*App and web page records*
___

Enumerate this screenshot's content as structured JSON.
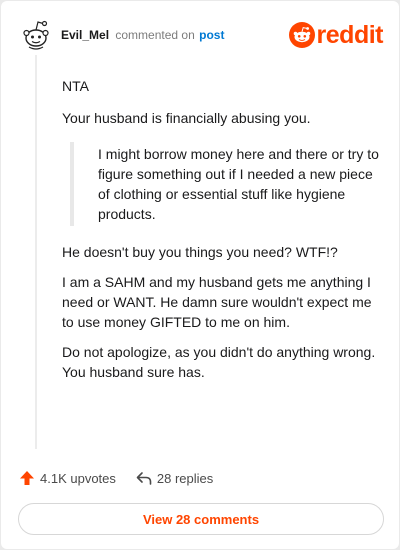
{
  "header": {
    "username": "Evil_Mel",
    "action_text": "commented on",
    "post_link": "post",
    "logo_text": "reddit"
  },
  "comment": {
    "p1": "NTA",
    "p2": "Your husband is financially abusing you.",
    "quote": "I might borrow money here and there or try to figure something out if I needed a new piece of clothing or essential stuff like hygiene products.",
    "p3": "He doesn't buy you things you need? WTF!?",
    "p4": "I am a SAHM and my husband gets me anything I need or WANT. He damn sure wouldn't expect me to use money GIFTED to me on him.",
    "p5": "Do not apologize, as you didn't do anything wrong. You husband sure has."
  },
  "footer": {
    "upvotes": "4.1K upvotes",
    "replies": "28 replies",
    "view_button": "View 28 comments"
  },
  "colors": {
    "brand": "#ff4500",
    "link": "#0079d3"
  },
  "icons": {
    "avatar": "snoo-avatar-icon",
    "logo": "reddit-logo-icon",
    "upvote": "upvote-arrow-icon",
    "reply": "reply-arrow-icon"
  }
}
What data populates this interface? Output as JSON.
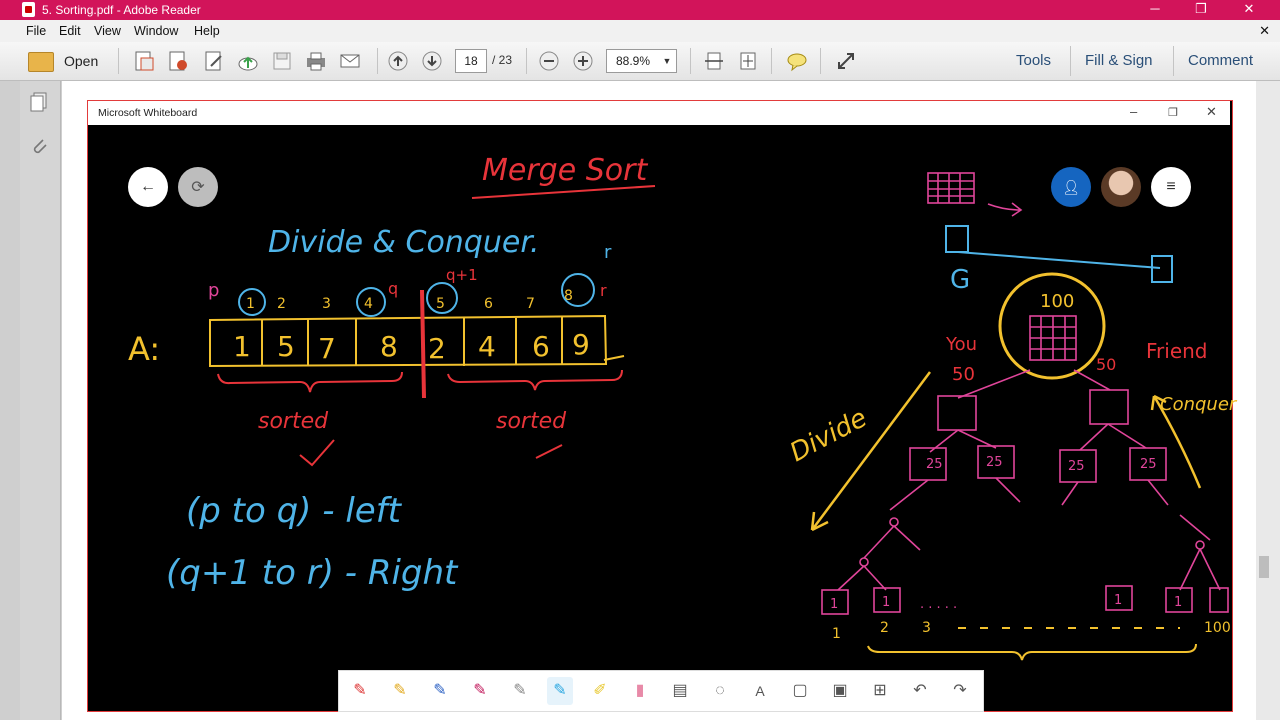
{
  "window": {
    "title": "5. Sorting.pdf - Adobe Reader"
  },
  "menu": [
    "File",
    "Edit",
    "View",
    "Window",
    "Help"
  ],
  "toolbar": {
    "open_label": "Open",
    "page_current": "18",
    "page_total": "/ 23",
    "zoom": "88.9%",
    "tools_label": "Tools",
    "fill_sign_label": "Fill & Sign",
    "comment_label": "Comment"
  },
  "whiteboard": {
    "title": "Microsoft Whiteboard",
    "heading": "Merge Sort",
    "subheading": "Divide & Conquer.",
    "array_label": "A:",
    "array_values": [
      "1",
      "5",
      "7",
      "8",
      "2",
      "4",
      "6",
      "9"
    ],
    "indices": [
      "1",
      "2",
      "3",
      "4",
      "5",
      "6",
      "7",
      "8"
    ],
    "marks": {
      "p": "p",
      "q": "q",
      "q1": "q+1",
      "r": "r",
      "r2": "r"
    },
    "sorted_left": "sorted",
    "sorted_right": "sorted",
    "left_range": "(p to q) - left",
    "right_range": "(q+1 to r) - Right",
    "tree": {
      "root": "100",
      "you": "You",
      "friend": "Friend",
      "you_val": "50",
      "friend_val": "50",
      "g": "G",
      "divide": "Divide",
      "conquer": "Conquer",
      "level2": [
        "25",
        "25",
        "25",
        "25"
      ],
      "leaf_labels": [
        "1",
        "2",
        "3",
        "100"
      ],
      "leaf_box": "1",
      "dots": ". . . . ."
    }
  },
  "colors": {
    "title_bar": "#d2145a",
    "ink_red": "#e8343a",
    "ink_yellow": "#f2c12e",
    "ink_blue": "#4fb4e8",
    "ink_pink": "#e0459a",
    "avatar_blue": "#1565c0"
  }
}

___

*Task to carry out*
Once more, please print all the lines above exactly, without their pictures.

*Answer box*
Enumerate this screenshot's content as structured JSON.
{
  "header": {
    "username": "Evil_Mel",
    "action_text": "commented on",
    "post_link": "post",
    "logo_text": "reddit"
  },
  "comment": {
    "p1": "NTA",
    "p2": "Your husband is financially abusing you.",
    "quote": "I might borrow money here and there or try to figure something out if I needed a new piece of clothing or essential stuff like hygiene products.",
    "p3": "He doesn't buy you things you need? WTF!?",
    "p4": "I am a SAHM and my husband gets me anything I need or WANT. He damn sure wouldn't expect me to use money GIFTED to me on him.",
    "p5": "Do not apologize, as you didn't do anything wrong. You husband sure has."
  },
  "footer": {
    "upvotes": "4.1K upvotes",
    "replies": "28 replies",
    "view_button": "View 28 comments"
  },
  "colors": {
    "brand": "#ff4500",
    "link": "#0079d3"
  },
  "icons": {
    "avatar": "snoo-avatar-icon",
    "logo": "reddit-logo-icon",
    "upvote": "upvote-arrow-icon",
    "reply": "reply-arrow-icon"
  }
}
What data populates this interface? Output as JSON.
{
  "window": {
    "title": "5. Sorting.pdf - Adobe Reader"
  },
  "menu": [
    "File",
    "Edit",
    "View",
    "Window",
    "Help"
  ],
  "toolbar": {
    "open_label": "Open",
    "page_current": "18",
    "page_total": "/ 23",
    "zoom": "88.9%",
    "tools_label": "Tools",
    "fill_sign_label": "Fill & Sign",
    "comment_label": "Comment"
  },
  "whiteboard": {
    "title": "Microsoft Whiteboard",
    "heading": "Merge Sort",
    "subheading": "Divide & Conquer.",
    "array_label": "A:",
    "array_values": [
      "1",
      "5",
      "7",
      "8",
      "2",
      "4",
      "6",
      "9"
    ],
    "indices": [
      "1",
      "2",
      "3",
      "4",
      "5",
      "6",
      "7",
      "8"
    ],
    "marks": {
      "p": "p",
      "q": "q",
      "q1": "q+1",
      "r": "r",
      "r2": "r"
    },
    "sorted_left": "sorted",
    "sorted_right": "sorted",
    "left_range": "(p to q) - left",
    "right_range": "(q+1 to r) - Right",
    "tree": {
      "root": "100",
      "you": "You",
      "friend": "Friend",
      "you_val": "50",
      "friend_val": "50",
      "g": "G",
      "divide": "Divide",
      "conquer": "Conquer",
      "level2": [
        "25",
        "25",
        "25",
        "25"
      ],
      "leaf_labels": [
        "1",
        "2",
        "3",
        "100"
      ],
      "leaf_box": "1",
      "dots": ". . . . ."
    }
  },
  "colors": {
    "title_bar": "#d2145a",
    "ink_red": "#e8343a",
    "ink_yellow": "#f2c12e",
    "ink_blue": "#4fb4e8",
    "ink_pink": "#e0459a",
    "avatar_blue": "#1565c0"
  }
}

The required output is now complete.